In an engaging and easy-to-understand style, historian and author Steve Weidenkopf highlights some of our greatest saints--Francis, Dominic, Anselm, Aquinas, and Catherine of Siena--and dispels nine commonly accepted misconceptions about the era, which was an exciting period of enduring faith, reform, cultural achievement, as well as defeat and division.
With vibrant accounts of pivotal events and inspiring stories of the people who shaped the Church during the eleventh through fourteenth centuries, Steve Weidenkopf provides a clearer picture of an era where critics used events such as the Crusades and the relocation of the papacy to France to undermine the Church. The period also provided the hallmarks of Christian civilization--universities, cathedrals, castles, and various religious orders.
Weidenkopf also chronicles the development of Christian civilization in Europe and explores the contributions of St. Bruno, St. Anthony of Padua, and St. Bridget of Sweden.
In The Church and the Middle Ages, you will learn that:
Most Crusaders were motivated by piety and service, not greed.
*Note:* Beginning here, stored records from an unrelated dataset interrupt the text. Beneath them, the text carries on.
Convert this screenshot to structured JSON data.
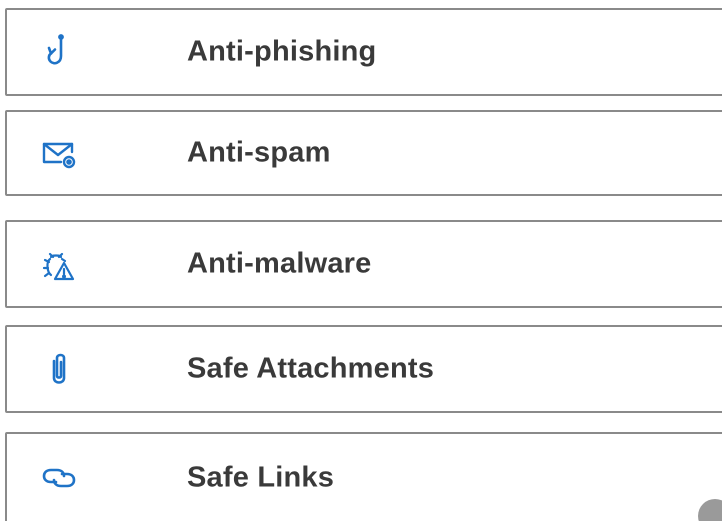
{
  "accent_color": "#1f73c7",
  "policies": [
    {
      "label": "Anti-phishing",
      "icon": "fishhook-icon"
    },
    {
      "label": "Anti-spam",
      "icon": "mail-settings-icon"
    },
    {
      "label": "Anti-malware",
      "icon": "bug-warning-icon"
    },
    {
      "label": "Safe Attachments",
      "icon": "paperclip-icon"
    },
    {
      "label": "Safe Links",
      "icon": "link-icon"
    }
  ]
}
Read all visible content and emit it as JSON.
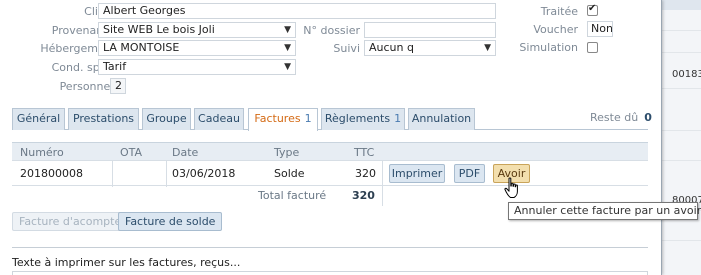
{
  "form": {
    "client_label": "Client",
    "client_value": "Albert Georges",
    "provenance_label": "Provenance",
    "provenance_value": "Site WEB Le bois Joli",
    "dossier_label": "N° dossier",
    "dossier_value": "",
    "hebergement_label": "Hébergement",
    "hebergement_value": "LA MONTOISE",
    "suivi_label": "Suivi",
    "suivi_value": "Aucun q",
    "cond_label": "Cond. spéc.",
    "cond_value": "Tarif",
    "personnes_label": "Personnes",
    "personnes_value": "2",
    "traitee_label": "Traitée",
    "traitee_checked": true,
    "voucher_label": "Voucher",
    "voucher_value": "Non",
    "simulation_label": "Simulation",
    "simulation_checked": false
  },
  "tabs": [
    {
      "label": "Général",
      "count": ""
    },
    {
      "label": "Prestations",
      "count": ""
    },
    {
      "label": "Groupe",
      "count": ""
    },
    {
      "label": "Cadeau",
      "count": ""
    },
    {
      "label": "Factures",
      "count": "1",
      "active": true
    },
    {
      "label": "Règlements",
      "count": "1"
    },
    {
      "label": "Annulation",
      "count": ""
    }
  ],
  "reste": {
    "label": "Reste dû",
    "value": "0"
  },
  "invoices": {
    "columns": [
      "Numéro",
      "OTA",
      "Date",
      "Type",
      "TTC"
    ],
    "rows": [
      {
        "numero": "201800008",
        "ota": "",
        "date": "03/06/2018",
        "type": "Solde",
        "ttc": "320"
      }
    ],
    "buttons": {
      "print": "Imprimer",
      "pdf": "PDF",
      "avoir": "Avoir"
    },
    "total_label": "Total facturé",
    "total_value": "320"
  },
  "actions": {
    "acompte": "Facture d'acompte",
    "solde": "Facture de solde"
  },
  "tooltip": "Annuler cette facture par un avoir",
  "footer_label": "Texte à imprimer sur les factures, reçus...",
  "background": {
    "num1": "00183",
    "num2": "80007"
  }
}
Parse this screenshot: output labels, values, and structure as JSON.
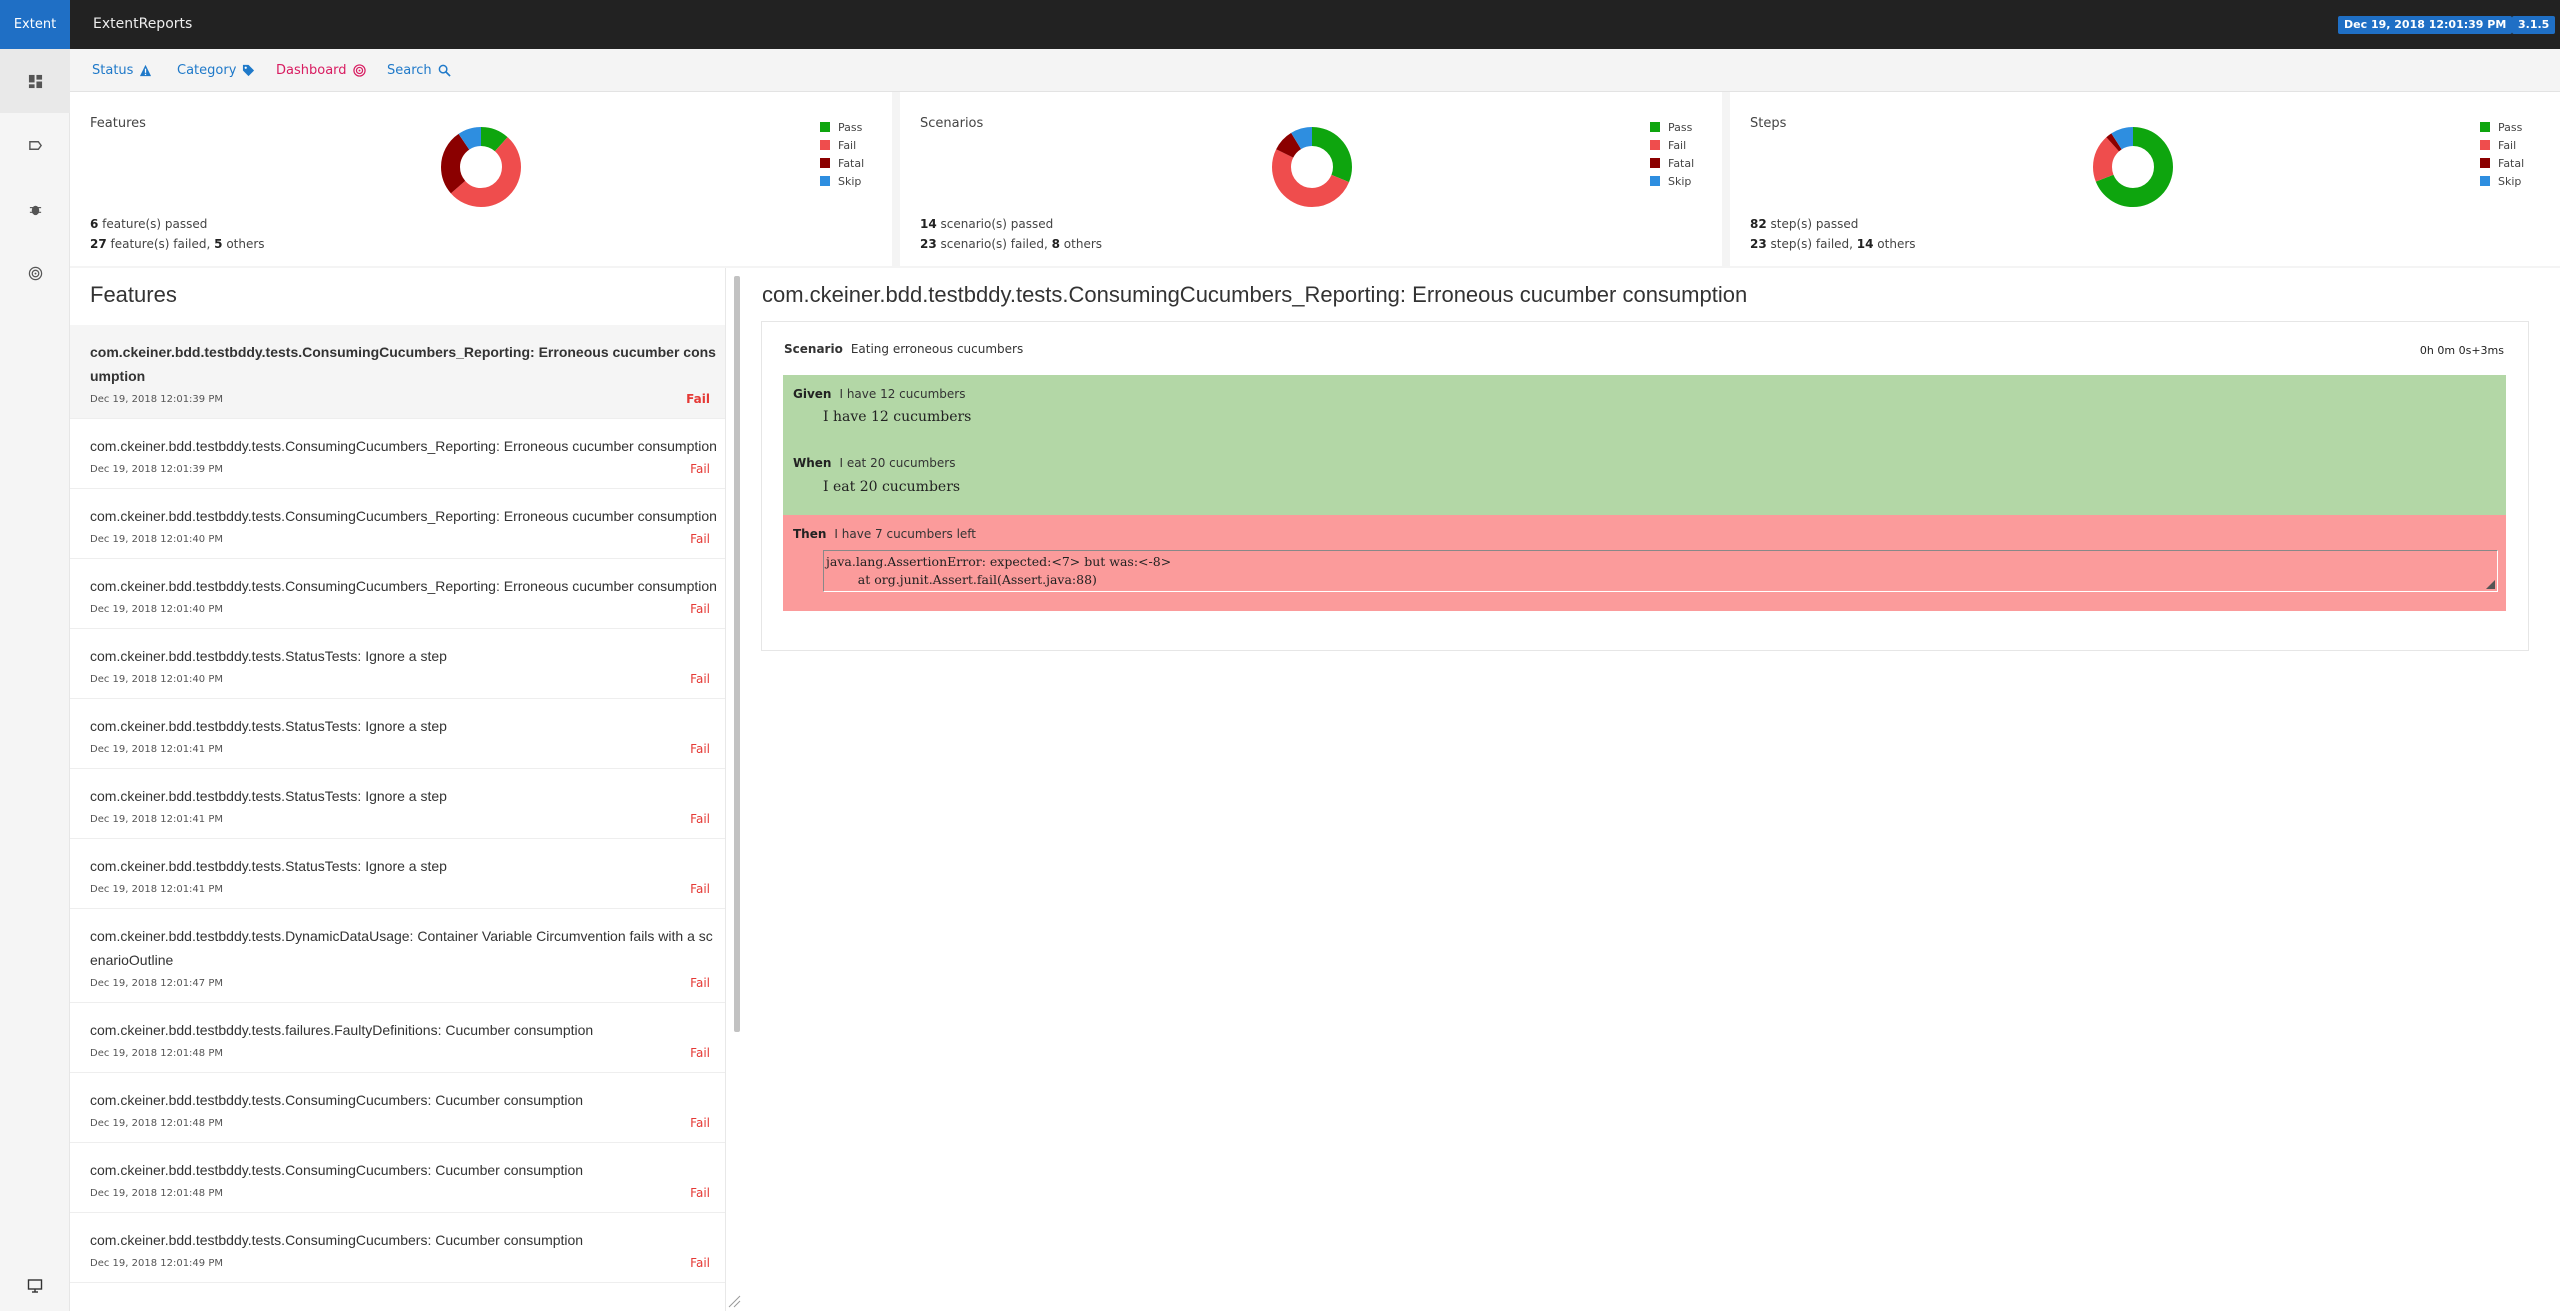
{
  "brand": "Extent",
  "header": {
    "report_name": "ExtentReports",
    "date_badge": "Dec 19, 2018 12:01:39 PM",
    "version_badge": "3.1.5"
  },
  "subnav": {
    "status": "Status",
    "category": "Category",
    "dashboard": "Dashboard",
    "search": "Search"
  },
  "colors": {
    "pass": "#0ea50e",
    "fail": "#ef4d4d",
    "fatal": "#8b0000",
    "skip": "#2e8ee0",
    "accent": "#1f6fc5"
  },
  "legend": [
    "Pass",
    "Fail",
    "Fatal",
    "Skip"
  ],
  "summary": [
    {
      "title": "Features",
      "passed_count": "6",
      "passed_text": " feature(s) passed",
      "failed_count": "27",
      "failed_text": " feature(s) failed, ",
      "others_count": "5",
      "others_text": " others",
      "chart": {
        "pass": 6,
        "fail": 27,
        "fatal": 14,
        "skip": 5
      }
    },
    {
      "title": "Scenarios",
      "passed_count": "14",
      "passed_text": " scenario(s) passed",
      "failed_count": "23",
      "failed_text": " scenario(s) failed, ",
      "others_count": "8",
      "others_text": " others",
      "chart": {
        "pass": 14,
        "fail": 23,
        "fatal": 4,
        "skip": 4
      }
    },
    {
      "title": "Steps",
      "passed_count": "82",
      "passed_text": " step(s) passed",
      "failed_count": "23",
      "failed_text": " step(s) failed, ",
      "others_count": "14",
      "others_text": " others",
      "chart": {
        "pass": 82,
        "fail": 23,
        "fatal": 3,
        "skip": 11
      }
    }
  ],
  "list": {
    "title": "Features",
    "items": [
      {
        "name": "com.ckeiner.bdd.testbddy.tests.ConsumingCucumbers_Reporting: Erroneous cucumber consumption",
        "time": "Dec 19, 2018 12:01:39 PM",
        "status": "Fail"
      },
      {
        "name": "com.ckeiner.bdd.testbddy.tests.ConsumingCucumbers_Reporting: Erroneous cucumber consumption",
        "time": "Dec 19, 2018 12:01:39 PM",
        "status": "Fail"
      },
      {
        "name": "com.ckeiner.bdd.testbddy.tests.ConsumingCucumbers_Reporting: Erroneous cucumber consumption",
        "time": "Dec 19, 2018 12:01:40 PM",
        "status": "Fail"
      },
      {
        "name": "com.ckeiner.bdd.testbddy.tests.ConsumingCucumbers_Reporting: Erroneous cucumber consumption",
        "time": "Dec 19, 2018 12:01:40 PM",
        "status": "Fail"
      },
      {
        "name": "com.ckeiner.bdd.testbddy.tests.StatusTests: Ignore a step",
        "time": "Dec 19, 2018 12:01:40 PM",
        "status": "Fail"
      },
      {
        "name": "com.ckeiner.bdd.testbddy.tests.StatusTests: Ignore a step",
        "time": "Dec 19, 2018 12:01:41 PM",
        "status": "Fail"
      },
      {
        "name": "com.ckeiner.bdd.testbddy.tests.StatusTests: Ignore a step",
        "time": "Dec 19, 2018 12:01:41 PM",
        "status": "Fail"
      },
      {
        "name": "com.ckeiner.bdd.testbddy.tests.StatusTests: Ignore a step",
        "time": "Dec 19, 2018 12:01:41 PM",
        "status": "Fail"
      },
      {
        "name": "com.ckeiner.bdd.testbddy.tests.DynamicDataUsage: Container Variable Circumvention fails with a scenarioOutline",
        "time": "Dec 19, 2018 12:01:47 PM",
        "status": "Fail"
      },
      {
        "name": "com.ckeiner.bdd.testbddy.tests.failures.FaultyDefinitions: Cucumber consumption",
        "time": "Dec 19, 2018 12:01:48 PM",
        "status": "Fail"
      },
      {
        "name": "com.ckeiner.bdd.testbddy.tests.ConsumingCucumbers: Cucumber consumption",
        "time": "Dec 19, 2018 12:01:48 PM",
        "status": "Fail"
      },
      {
        "name": "com.ckeiner.bdd.testbddy.tests.ConsumingCucumbers: Cucumber consumption",
        "time": "Dec 19, 2018 12:01:48 PM",
        "status": "Fail"
      },
      {
        "name": "com.ckeiner.bdd.testbddy.tests.ConsumingCucumbers: Cucumber consumption",
        "time": "Dec 19, 2018 12:01:49 PM",
        "status": "Fail"
      }
    ]
  },
  "detail": {
    "title": "com.ckeiner.bdd.testbddy.tests.ConsumingCucumbers_Reporting: Erroneous cucumber consumption",
    "scenario_label": "Scenario",
    "scenario_name": "Eating erroneous cucumbers",
    "duration": "0h 0m 0s+3ms",
    "steps": [
      {
        "keyword": "Given",
        "name": "I have 12 cucumbers",
        "detail": "I have 12 cucumbers"
      },
      {
        "keyword": "When",
        "name": "I eat 20 cucumbers",
        "detail": "I eat 20 cucumbers"
      },
      {
        "keyword": "Then",
        "name": "I have 7 cucumbers left"
      }
    ],
    "error_line1": "java.lang.AssertionError: expected:<7> but was:<-8>",
    "error_line2": "        at org.junit.Assert.fail(Assert.java:88)"
  }
}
Heresy was both a church and civil issue and medieval inquisitors were focused on the eternal salvation of the accused.
The Church preached against the mistreatment of Jews.
Priestly celibacy was practiced long before the twelfth century.
Serfs were never kept as slaves.
Books in the Reclaiming Catholic History series, edited by Mike Aquilina and written by leading authors and historians, bring Church history to life, debunking the myths one era at a time.